Set down every line below, word for word.
>>>
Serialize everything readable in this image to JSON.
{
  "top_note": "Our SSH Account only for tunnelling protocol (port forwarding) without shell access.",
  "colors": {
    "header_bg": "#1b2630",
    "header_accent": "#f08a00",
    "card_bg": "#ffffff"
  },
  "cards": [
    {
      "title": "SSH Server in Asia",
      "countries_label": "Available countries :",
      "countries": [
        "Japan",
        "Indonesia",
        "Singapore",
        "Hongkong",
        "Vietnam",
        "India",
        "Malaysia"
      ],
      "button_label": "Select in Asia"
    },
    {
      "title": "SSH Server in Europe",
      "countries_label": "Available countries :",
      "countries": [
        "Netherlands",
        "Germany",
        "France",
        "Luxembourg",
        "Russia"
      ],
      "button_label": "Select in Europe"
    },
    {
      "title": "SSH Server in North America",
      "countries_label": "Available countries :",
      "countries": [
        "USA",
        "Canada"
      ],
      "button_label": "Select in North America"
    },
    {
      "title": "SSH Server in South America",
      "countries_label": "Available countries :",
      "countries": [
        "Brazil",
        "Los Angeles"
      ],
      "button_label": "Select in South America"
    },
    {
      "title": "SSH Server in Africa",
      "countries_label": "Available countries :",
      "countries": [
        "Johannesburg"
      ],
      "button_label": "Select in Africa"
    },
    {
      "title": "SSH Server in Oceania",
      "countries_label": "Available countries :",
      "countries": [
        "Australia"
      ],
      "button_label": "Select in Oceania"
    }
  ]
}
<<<
◆ **Written answer**
Serialize everything readable in this image to JSON.
{
  "top_note": "Our SSH Account only for tunnelling protocol (port forwarding) without shell access.",
  "colors": {
    "header_bg": "#1b2630",
    "header_accent": "#f08a00",
    "card_bg": "#ffffff"
  },
  "cards": [
    {
      "title": "SSH Server in Asia",
      "countries_label": "Available countries :",
      "countries": [
        "Japan",
        "Indonesia",
        "Singapore",
        "Hongkong",
        "Vietnam",
        "India",
        "Malaysia"
      ],
      "button_label": "Select in Asia"
    },
    {
      "title": "SSH Server in Europe",
      "countries_label": "Available countries :",
      "countries": [
        "Netherlands",
        "Germany",
        "France",
        "Luxembourg",
        "Russia"
      ],
      "button_label": "Select in Europe"
    },
    {
      "title": "SSH Server in North America",
      "countries_label": "Available countries :",
      "countries": [
        "USA",
        "Canada"
      ],
      "button_label": "Select in North America"
    },
    {
      "title": "SSH Server in South America",
      "countries_label": "Available countries :",
      "countries": [
        "Brazil",
        "Los Angeles"
      ],
      "button_label": "Select in South America"
    },
    {
      "title": "SSH Server in Africa",
      "countries_label": "Available countries :",
      "countries": [
        "Johannesburg"
      ],
      "button_label": "Select in Africa"
    },
    {
      "title": "SSH Server in Oceania",
      "countries_label": "Available countries :",
      "countries": [
        "Australia"
      ],
      "button_label": "Select in Oceania"
    }
  ]
}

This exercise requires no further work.